John D. Akerman
Born in Latvia, Soviet Union. Akerman migrated to Russia when the Germans took over Latvia, and learned to fly there in 1916. He moved to France, where he flew for the French Air Force, before coming to the U. S. in 1918. He received an Engineering degree from the University of Michigan and worked for Stout-Ford until 1927 and for the Hamilton Metalplane Company for a while after that. He began work for the Mohawk Aircraft Company in 1928, where he did engineering redesign of the Mohawk airplane and joined the University of Minnesota in 1929, becoming head of the Aeronautical Engineering Department in 1930, when the Department was separated from the rest of the Engineering School. He stayed until 1958, and during that time, authored many books and articles on structures and meteorology. He was a consultant to the Boeing Company and a major part of the team that designed the B-29 wing.
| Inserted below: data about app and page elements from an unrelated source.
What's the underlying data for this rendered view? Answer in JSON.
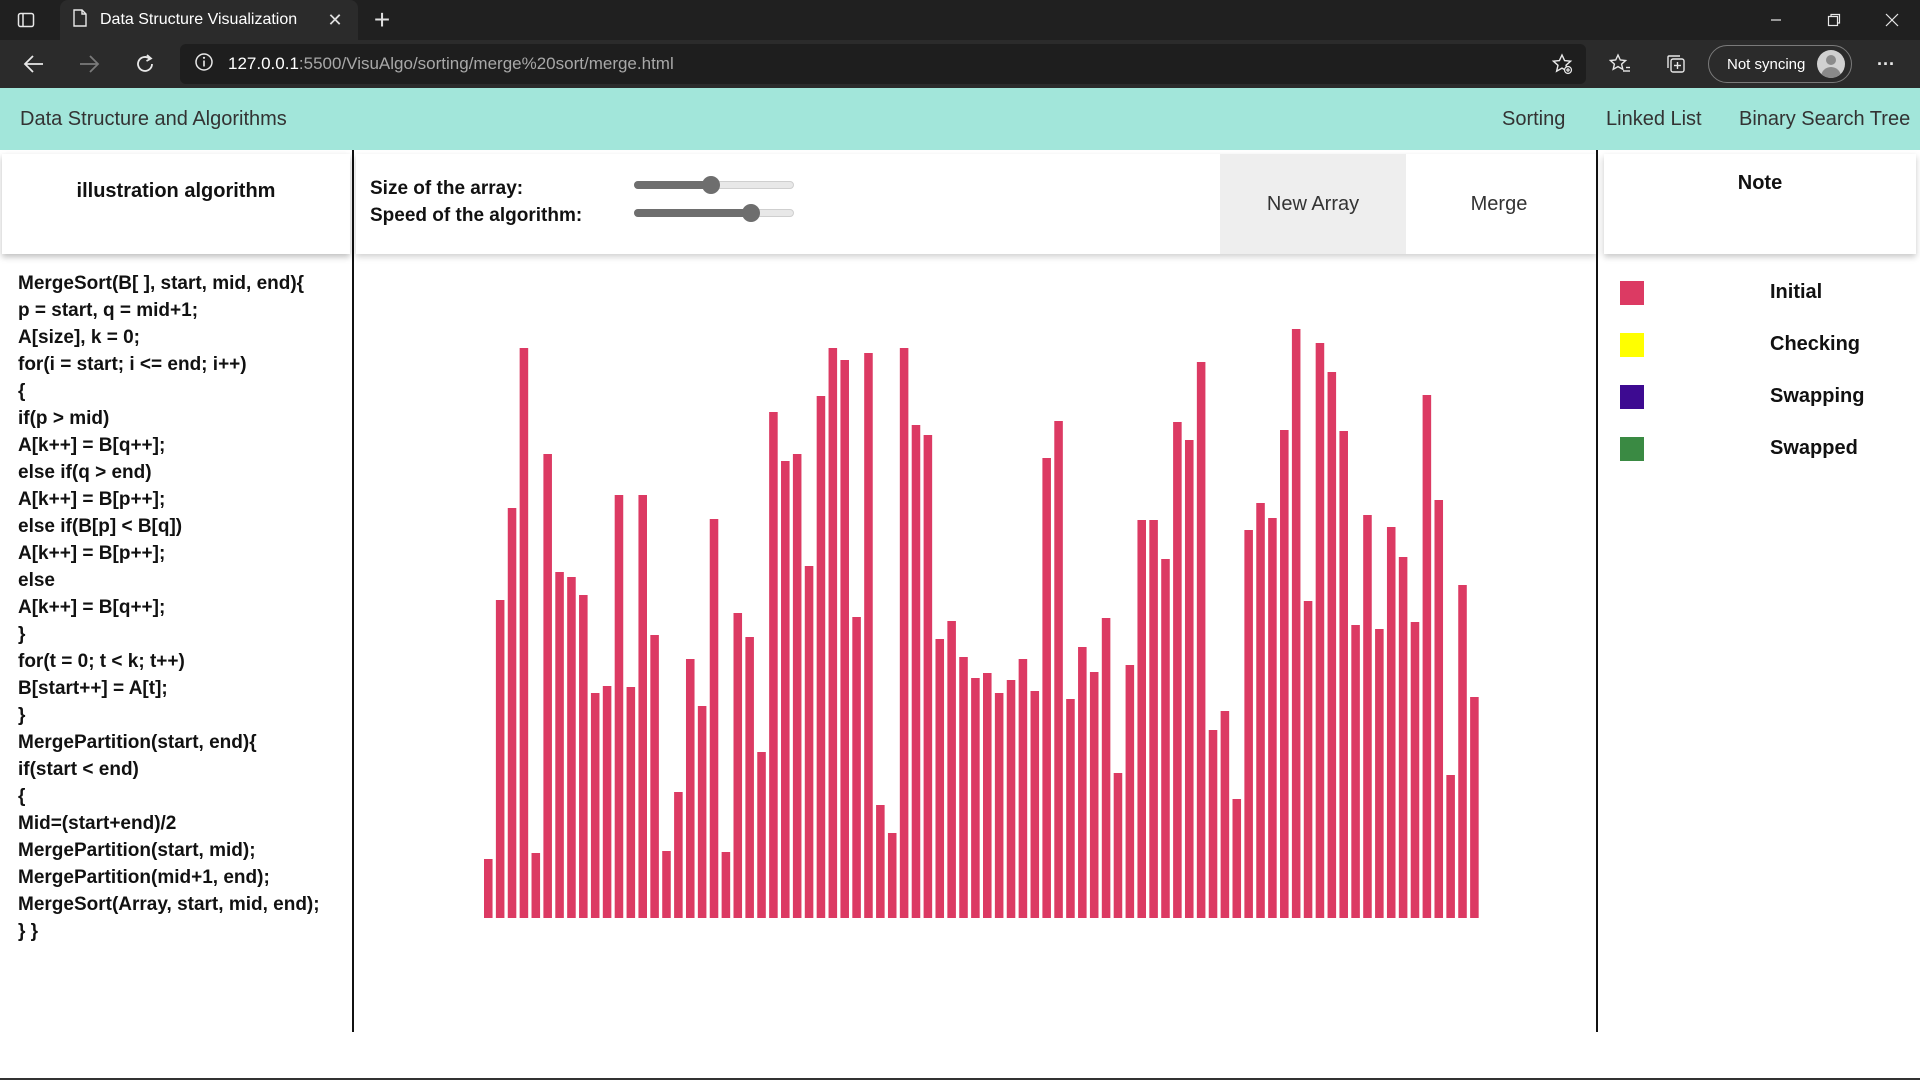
{
  "browser": {
    "tab_title": "Data Structure Visualization",
    "url_host": "127.0.0.1",
    "url_path": ":5500/VisuAlgo/sorting/merge%20sort/merge.html",
    "sync_label": "Not syncing",
    "more_label": "···"
  },
  "navbar": {
    "brand": "Data Structure and Algorithms",
    "links": [
      "Sorting",
      "Linked List",
      "Binary Search Tree"
    ]
  },
  "left": {
    "title": "illustration algorithm",
    "code": "MergeSort(B[ ], start, mid, end){\np = start, q = mid+1;\nA[size], k = 0;\nfor(i = start; i <= end; i++)\n{\nif(p > mid)\nA[k++] = B[q++];\nelse if(q > end)\nA[k++] = B[p++];\nelse if(B[p] < B[q])\nA[k++] = B[p++];\nelse\nA[k++] = B[q++];\n}\nfor(t = 0; t < k; t++)\nB[start++] = A[t];\n}\nMergePartition(start, end){\nif(start < end)\n{\nMid=(start+end)/2\nMergePartition(start, mid);\nMergePartition(mid+1, end);\nMergeSort(Array, start, mid, end);\n} }"
  },
  "controls": {
    "size_label": "Size of the array:",
    "speed_label": "Speed of the algorithm:",
    "size_value": 0.48,
    "speed_value": 0.73,
    "new_array_label": "New Array",
    "merge_label": "Merge"
  },
  "note": {
    "title": "Note",
    "legend": [
      {
        "label": "Initial",
        "color": "#dc3a63"
      },
      {
        "label": "Checking",
        "color": "#ffff00"
      },
      {
        "label": "Swapping",
        "color": "#3d0a91"
      },
      {
        "label": "Swapped",
        "color": "#3a8a43"
      }
    ]
  },
  "bars": {
    "color": "#dc3a63",
    "values": [
      59,
      318,
      410,
      570,
      65,
      464,
      346,
      341,
      323,
      225,
      232,
      423,
      231,
      423,
      283,
      67,
      126,
      259,
      212,
      399,
      66,
      305,
      281,
      166,
      506,
      457,
      464,
      352,
      522,
      570,
      558,
      301,
      565,
      113,
      85,
      570,
      493,
      483,
      279,
      297,
      261,
      240,
      245,
      225,
      238,
      259,
      227,
      460,
      497,
      219,
      271,
      246,
      300,
      145,
      253,
      398,
      398,
      359,
      496,
      478,
      556,
      188,
      207,
      119,
      388,
      415,
      400,
      488,
      589,
      317,
      575,
      546,
      487,
      293,
      403,
      289,
      391,
      361,
      296,
      523,
      418,
      143,
      333,
      221
    ]
  }
}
Professor Akerman was instrumental in starting the University’s Rosemount Aeronautical Research Center, and headed that until 1962. He served as one of five Commissioners of the 1933 Minnesota Aeronautics Commission.